Among the entries that follow, how many lines contain the word "Conversation"? Give the number alone.

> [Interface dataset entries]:
______
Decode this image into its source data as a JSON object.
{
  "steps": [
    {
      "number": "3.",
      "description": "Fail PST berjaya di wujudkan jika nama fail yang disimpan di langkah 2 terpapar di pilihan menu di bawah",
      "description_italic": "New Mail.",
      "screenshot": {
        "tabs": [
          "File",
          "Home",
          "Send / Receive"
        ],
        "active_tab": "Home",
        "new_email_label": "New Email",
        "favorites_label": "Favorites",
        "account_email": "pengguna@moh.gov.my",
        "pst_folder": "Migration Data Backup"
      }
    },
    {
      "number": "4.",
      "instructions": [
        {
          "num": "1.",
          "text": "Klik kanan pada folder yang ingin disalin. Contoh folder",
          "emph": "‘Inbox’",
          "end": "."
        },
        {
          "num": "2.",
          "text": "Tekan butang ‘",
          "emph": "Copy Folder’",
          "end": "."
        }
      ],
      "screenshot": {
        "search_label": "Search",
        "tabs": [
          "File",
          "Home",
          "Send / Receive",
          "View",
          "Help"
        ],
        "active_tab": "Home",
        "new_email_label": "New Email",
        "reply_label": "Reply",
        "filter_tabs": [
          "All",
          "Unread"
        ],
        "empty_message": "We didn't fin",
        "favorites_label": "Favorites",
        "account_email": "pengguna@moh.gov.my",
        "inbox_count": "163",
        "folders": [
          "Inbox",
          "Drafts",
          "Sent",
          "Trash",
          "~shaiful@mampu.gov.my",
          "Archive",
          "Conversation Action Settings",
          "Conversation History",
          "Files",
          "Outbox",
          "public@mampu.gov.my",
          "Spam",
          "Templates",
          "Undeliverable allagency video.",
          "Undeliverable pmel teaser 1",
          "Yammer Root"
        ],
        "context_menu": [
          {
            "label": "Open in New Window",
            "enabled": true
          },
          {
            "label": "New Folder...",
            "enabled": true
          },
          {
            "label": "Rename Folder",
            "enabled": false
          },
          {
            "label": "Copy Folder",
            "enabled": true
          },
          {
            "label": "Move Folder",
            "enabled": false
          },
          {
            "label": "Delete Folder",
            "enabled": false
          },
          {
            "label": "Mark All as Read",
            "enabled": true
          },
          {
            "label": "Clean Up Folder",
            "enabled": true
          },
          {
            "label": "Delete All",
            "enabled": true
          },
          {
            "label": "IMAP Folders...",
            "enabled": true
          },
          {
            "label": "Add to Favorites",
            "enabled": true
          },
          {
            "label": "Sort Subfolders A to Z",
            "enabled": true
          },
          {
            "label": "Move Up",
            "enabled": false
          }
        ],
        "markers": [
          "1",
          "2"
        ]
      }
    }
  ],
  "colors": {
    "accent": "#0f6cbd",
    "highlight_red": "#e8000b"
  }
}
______
> [OUTPUT OF THE EXERCISE]: 2